__How to complete this task__. The data must be copied over exactly and in full.

Website and app data records
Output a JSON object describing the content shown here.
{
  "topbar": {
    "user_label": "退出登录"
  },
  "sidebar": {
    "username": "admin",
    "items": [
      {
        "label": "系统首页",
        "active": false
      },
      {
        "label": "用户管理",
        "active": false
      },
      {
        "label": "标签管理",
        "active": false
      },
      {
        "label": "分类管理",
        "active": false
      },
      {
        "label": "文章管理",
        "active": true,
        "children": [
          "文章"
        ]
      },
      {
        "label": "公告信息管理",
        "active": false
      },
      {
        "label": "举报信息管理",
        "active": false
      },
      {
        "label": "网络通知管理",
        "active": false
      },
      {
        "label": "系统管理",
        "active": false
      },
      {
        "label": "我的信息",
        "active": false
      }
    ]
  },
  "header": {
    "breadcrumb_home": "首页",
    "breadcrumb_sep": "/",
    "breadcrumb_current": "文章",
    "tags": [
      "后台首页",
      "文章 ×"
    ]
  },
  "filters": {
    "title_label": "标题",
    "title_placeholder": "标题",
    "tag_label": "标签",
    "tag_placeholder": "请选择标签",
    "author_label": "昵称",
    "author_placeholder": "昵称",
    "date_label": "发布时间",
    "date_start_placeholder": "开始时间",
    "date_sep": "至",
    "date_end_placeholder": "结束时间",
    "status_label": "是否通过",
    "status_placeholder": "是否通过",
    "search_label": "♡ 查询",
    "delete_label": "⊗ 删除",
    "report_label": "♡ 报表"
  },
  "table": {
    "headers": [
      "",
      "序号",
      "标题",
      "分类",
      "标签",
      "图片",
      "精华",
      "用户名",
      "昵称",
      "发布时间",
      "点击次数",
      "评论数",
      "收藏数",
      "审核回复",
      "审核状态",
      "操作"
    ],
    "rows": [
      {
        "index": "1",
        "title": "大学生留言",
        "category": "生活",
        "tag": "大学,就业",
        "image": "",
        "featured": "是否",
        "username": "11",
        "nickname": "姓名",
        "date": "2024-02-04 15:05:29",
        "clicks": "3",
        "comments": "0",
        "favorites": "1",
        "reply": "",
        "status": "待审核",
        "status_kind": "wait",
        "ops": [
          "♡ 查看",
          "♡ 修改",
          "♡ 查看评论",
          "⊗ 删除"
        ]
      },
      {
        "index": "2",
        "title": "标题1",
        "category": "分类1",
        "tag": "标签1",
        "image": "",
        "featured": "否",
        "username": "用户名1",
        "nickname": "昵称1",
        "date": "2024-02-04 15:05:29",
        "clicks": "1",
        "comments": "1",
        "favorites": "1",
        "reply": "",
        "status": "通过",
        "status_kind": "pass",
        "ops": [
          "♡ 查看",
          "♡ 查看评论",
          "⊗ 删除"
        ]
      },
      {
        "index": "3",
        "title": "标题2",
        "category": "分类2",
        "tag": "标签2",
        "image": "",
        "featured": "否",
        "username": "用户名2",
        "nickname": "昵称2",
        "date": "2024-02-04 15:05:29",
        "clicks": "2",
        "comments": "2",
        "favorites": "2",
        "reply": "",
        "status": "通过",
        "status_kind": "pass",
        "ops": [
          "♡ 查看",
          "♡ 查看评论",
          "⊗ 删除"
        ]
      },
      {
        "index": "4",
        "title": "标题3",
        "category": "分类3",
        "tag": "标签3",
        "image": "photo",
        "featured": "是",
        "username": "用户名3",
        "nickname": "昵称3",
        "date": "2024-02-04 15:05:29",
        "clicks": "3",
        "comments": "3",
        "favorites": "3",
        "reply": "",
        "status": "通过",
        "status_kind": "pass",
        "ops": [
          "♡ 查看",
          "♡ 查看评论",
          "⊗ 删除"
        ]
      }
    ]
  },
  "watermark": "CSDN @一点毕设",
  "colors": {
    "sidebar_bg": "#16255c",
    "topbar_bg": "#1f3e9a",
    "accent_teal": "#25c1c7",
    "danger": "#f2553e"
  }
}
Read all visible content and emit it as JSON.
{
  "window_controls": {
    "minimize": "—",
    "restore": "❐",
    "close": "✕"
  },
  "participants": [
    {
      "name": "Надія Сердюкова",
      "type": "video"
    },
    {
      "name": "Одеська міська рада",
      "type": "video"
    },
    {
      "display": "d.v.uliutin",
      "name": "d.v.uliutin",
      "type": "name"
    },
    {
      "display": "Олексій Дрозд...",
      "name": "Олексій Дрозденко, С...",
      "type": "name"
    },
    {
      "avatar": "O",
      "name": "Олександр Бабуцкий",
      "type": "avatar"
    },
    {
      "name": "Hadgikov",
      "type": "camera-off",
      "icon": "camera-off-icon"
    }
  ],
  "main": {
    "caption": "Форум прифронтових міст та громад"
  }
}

__Written answer__.
Output a JSON object describing the content shown here.
{
  "topbar": {
    "user_label": "退出登录"
  },
  "sidebar": {
    "username": "admin",
    "items": [
      {
        "label": "系统首页",
        "active": false
      },
      {
        "label": "用户管理",
        "active": false
      },
      {
        "label": "标签管理",
        "active": false
      },
      {
        "label": "分类管理",
        "active": false
      },
      {
        "label": "文章管理",
        "active": true,
        "children": [
          "文章"
        ]
      },
      {
        "label": "公告信息管理",
        "active": false
      },
      {
        "label": "举报信息管理",
        "active": false
      },
      {
        "label": "网络通知管理",
        "active": false
      },
      {
        "label": "系统管理",
        "active": false
      },
      {
        "label": "我的信息",
        "active": false
      }
    ]
  },
  "header": {
    "breadcrumb_home": "首页",
    "breadcrumb_sep": "/",
    "breadcrumb_current": "文章",
    "tags": [
      "后台首页",
      "文章 ×"
    ]
  },
  "filters": {
    "title_label": "标题",
    "title_placeholder": "标题",
    "tag_label": "标签",
    "tag_placeholder": "请选择标签",
    "author_label": "昵称",
    "author_placeholder": "昵称",
    "date_label": "发布时间",
    "date_start_placeholder": "开始时间",
    "date_sep": "至",
    "date_end_placeholder": "结束时间",
    "status_label": "是否通过",
    "status_placeholder": "是否通过",
    "search_label": "♡ 查询",
    "delete_label": "⊗ 删除",
    "report_label": "♡ 报表"
  },
  "table": {
    "headers": [
      "",
      "序号",
      "标题",
      "分类",
      "标签",
      "图片",
      "精华",
      "用户名",
      "昵称",
      "发布时间",
      "点击次数",
      "评论数",
      "收藏数",
      "审核回复",
      "审核状态",
      "操作"
    ],
    "rows": [
      {
        "index": "1",
        "title": "大学生留言",
        "category": "生活",
        "tag": "大学,就业",
        "image": "",
        "featured": "是否",
        "username": "11",
        "nickname": "姓名",
        "date": "2024-02-04 15:05:29",
        "clicks": "3",
        "comments": "0",
        "favorites": "1",
        "reply": "",
        "status": "待审核",
        "status_kind": "wait",
        "ops": [
          "♡ 查看",
          "♡ 修改",
          "♡ 查看评论",
          "⊗ 删除"
        ]
      },
      {
        "index": "2",
        "title": "标题1",
        "category": "分类1",
        "tag": "标签1",
        "image": "",
        "featured": "否",
        "username": "用户名1",
        "nickname": "昵称1",
        "date": "2024-02-04 15:05:29",
        "clicks": "1",
        "comments": "1",
        "favorites": "1",
        "reply": "",
        "status": "通过",
        "status_kind": "pass",
        "ops": [
          "♡ 查看",
          "♡ 查看评论",
          "⊗ 删除"
        ]
      },
      {
        "index": "3",
        "title": "标题2",
        "category": "分类2",
        "tag": "标签2",
        "image": "",
        "featured": "否",
        "username": "用户名2",
        "nickname": "昵称2",
        "date": "2024-02-04 15:05:29",
        "clicks": "2",
        "comments": "2",
        "favorites": "2",
        "reply": "",
        "status": "通过",
        "status_kind": "pass",
        "ops": [
          "♡ 查看",
          "♡ 查看评论",
          "⊗ 删除"
        ]
      },
      {
        "index": "4",
        "title": "标题3",
        "category": "分类3",
        "tag": "标签3",
        "image": "photo",
        "featured": "是",
        "username": "用户名3",
        "nickname": "昵称3",
        "date": "2024-02-04 15:05:29",
        "clicks": "3",
        "comments": "3",
        "favorites": "3",
        "reply": "",
        "status": "通过",
        "status_kind": "pass",
        "ops": [
          "♡ 查看",
          "♡ 查看评论",
          "⊗ 删除"
        ]
      }
    ]
  },
  "watermark": "CSDN @一点毕设",
  "colors": {
    "sidebar_bg": "#16255c",
    "topbar_bg": "#1f3e9a",
    "accent_teal": "#25c1c7",
    "danger": "#f2553e"
  }
}
Read all visible content and emit it as JSON.
{
  "window_controls": {
    "minimize": "—",
    "restore": "❐",
    "close": "✕"
  },
  "participants": [
    {
      "name": "Надія Сердюкова",
      "type": "video"
    },
    {
      "name": "Одеська міська рада",
      "type": "video"
    },
    {
      "display": "d.v.uliutin",
      "name": "d.v.uliutin",
      "type": "name"
    },
    {
      "display": "Олексій Дрозд...",
      "name": "Олексій Дрозденко, С...",
      "type": "name"
    },
    {
      "avatar": "O",
      "name": "Олександр Бабуцкий",
      "type": "avatar"
    },
    {
      "name": "Hadgikov",
      "type": "camera-off",
      "icon": "camera-off-icon"
    }
  ],
  "main": {
    "caption": "Форум прифронтових міст та громад"
  }
}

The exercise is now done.